SOURCE DATA →
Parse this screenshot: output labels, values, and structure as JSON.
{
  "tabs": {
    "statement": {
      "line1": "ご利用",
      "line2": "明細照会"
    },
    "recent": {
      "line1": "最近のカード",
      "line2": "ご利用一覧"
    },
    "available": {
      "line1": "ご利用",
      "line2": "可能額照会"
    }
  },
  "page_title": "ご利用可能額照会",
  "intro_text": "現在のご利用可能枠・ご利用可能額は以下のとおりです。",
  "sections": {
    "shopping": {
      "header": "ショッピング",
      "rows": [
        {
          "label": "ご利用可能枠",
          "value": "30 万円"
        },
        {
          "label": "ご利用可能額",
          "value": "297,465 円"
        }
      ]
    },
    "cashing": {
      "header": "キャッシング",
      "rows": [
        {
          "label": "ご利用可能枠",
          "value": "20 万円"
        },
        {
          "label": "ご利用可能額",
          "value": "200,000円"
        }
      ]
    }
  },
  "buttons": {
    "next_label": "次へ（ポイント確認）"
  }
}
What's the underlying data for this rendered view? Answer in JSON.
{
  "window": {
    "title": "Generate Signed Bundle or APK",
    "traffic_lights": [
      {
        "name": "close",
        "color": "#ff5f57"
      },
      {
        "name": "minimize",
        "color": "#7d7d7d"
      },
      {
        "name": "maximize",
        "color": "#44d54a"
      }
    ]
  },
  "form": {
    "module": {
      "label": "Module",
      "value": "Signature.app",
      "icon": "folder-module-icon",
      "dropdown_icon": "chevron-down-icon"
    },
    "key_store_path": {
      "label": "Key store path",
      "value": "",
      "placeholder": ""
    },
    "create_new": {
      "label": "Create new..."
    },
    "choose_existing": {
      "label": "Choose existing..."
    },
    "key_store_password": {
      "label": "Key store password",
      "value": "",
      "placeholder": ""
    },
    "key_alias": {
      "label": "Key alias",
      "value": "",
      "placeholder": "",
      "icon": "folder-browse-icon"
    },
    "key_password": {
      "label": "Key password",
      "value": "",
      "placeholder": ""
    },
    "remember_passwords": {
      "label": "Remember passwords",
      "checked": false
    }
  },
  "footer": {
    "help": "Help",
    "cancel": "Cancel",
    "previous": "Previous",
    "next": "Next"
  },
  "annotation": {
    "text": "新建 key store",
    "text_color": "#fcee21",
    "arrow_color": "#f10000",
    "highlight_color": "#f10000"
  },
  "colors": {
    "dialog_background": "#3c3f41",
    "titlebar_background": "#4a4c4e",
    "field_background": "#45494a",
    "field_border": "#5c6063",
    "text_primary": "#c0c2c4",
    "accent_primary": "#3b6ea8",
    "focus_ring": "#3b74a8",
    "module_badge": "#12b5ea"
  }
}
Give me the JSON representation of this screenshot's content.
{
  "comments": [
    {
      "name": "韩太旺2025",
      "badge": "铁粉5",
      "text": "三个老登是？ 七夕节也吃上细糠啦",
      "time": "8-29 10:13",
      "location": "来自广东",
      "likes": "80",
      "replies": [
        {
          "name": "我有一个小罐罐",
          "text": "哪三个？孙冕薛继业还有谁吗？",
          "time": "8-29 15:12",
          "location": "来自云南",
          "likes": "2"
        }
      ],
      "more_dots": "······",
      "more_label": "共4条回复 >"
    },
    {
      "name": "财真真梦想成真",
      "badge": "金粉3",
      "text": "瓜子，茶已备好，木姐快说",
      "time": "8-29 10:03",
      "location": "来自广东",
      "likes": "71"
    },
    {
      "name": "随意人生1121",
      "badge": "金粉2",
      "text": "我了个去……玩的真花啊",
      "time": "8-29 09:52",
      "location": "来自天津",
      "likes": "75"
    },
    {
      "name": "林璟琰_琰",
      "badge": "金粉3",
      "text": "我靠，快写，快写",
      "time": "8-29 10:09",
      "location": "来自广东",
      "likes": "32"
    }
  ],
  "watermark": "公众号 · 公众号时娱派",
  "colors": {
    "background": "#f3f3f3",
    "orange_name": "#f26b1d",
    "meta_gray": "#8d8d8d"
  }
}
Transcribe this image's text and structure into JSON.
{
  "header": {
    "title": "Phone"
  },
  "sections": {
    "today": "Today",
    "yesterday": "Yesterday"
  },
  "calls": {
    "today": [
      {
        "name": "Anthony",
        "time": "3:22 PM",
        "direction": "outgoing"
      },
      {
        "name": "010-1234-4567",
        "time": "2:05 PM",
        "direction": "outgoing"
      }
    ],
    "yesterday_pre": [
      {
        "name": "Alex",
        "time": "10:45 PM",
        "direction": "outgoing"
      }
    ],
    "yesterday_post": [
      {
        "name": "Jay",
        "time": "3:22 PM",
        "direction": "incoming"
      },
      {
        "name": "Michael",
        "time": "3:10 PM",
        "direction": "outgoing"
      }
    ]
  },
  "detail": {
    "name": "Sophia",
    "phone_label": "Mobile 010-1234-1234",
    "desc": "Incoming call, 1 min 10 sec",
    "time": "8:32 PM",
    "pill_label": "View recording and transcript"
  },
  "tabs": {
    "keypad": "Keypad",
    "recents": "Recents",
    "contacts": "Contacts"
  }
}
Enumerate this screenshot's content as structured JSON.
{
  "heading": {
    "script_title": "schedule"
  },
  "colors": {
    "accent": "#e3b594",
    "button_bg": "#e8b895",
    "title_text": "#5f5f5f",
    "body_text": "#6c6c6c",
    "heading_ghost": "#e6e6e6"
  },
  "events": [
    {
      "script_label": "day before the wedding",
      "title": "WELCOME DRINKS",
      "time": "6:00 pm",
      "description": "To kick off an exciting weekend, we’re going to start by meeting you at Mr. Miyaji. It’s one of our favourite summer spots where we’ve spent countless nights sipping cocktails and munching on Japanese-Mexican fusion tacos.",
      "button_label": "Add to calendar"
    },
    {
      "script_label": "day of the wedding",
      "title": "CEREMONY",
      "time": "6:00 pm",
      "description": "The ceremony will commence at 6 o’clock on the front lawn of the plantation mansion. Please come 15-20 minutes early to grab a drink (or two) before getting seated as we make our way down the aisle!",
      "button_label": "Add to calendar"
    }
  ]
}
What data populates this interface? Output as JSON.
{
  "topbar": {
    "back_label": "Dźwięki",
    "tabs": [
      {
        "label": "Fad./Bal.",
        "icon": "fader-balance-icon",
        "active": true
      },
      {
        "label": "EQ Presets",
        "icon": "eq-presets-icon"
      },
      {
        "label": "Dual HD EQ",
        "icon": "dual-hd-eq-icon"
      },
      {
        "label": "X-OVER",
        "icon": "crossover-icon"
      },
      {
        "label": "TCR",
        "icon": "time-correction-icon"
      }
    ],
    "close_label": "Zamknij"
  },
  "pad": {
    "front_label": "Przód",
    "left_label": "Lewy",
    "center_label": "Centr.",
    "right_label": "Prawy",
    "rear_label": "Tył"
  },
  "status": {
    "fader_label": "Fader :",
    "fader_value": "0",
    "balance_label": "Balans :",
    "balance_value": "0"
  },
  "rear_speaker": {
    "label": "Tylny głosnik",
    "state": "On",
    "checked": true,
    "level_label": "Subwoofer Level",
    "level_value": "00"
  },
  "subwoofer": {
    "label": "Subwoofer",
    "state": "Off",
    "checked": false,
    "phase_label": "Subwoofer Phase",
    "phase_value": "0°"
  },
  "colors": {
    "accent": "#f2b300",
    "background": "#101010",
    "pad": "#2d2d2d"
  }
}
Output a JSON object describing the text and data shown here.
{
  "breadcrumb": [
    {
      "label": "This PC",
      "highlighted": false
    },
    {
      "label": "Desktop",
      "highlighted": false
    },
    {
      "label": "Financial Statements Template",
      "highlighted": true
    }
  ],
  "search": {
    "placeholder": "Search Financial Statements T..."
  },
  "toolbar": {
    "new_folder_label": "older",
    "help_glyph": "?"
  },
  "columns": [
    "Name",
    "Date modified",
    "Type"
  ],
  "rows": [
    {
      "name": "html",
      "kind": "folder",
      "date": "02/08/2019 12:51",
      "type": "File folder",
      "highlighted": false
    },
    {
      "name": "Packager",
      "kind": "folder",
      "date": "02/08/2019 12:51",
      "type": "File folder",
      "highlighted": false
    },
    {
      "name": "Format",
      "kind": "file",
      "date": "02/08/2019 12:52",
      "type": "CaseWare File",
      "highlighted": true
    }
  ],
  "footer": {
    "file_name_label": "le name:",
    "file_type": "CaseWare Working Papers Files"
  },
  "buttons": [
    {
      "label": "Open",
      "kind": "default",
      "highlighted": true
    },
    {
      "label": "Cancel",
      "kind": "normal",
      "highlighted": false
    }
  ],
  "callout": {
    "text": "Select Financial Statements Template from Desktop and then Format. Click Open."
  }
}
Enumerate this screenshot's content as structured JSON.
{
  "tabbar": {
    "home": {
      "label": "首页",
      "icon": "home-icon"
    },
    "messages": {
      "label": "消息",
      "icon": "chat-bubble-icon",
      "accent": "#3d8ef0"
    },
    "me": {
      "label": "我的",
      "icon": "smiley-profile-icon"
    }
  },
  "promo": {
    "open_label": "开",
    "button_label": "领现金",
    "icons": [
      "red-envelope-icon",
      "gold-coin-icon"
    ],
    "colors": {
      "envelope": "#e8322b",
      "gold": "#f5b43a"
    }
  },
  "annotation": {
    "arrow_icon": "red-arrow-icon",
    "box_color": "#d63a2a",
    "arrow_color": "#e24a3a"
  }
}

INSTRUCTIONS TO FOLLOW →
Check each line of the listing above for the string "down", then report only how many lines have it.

EXERCISE OUTPUT →
2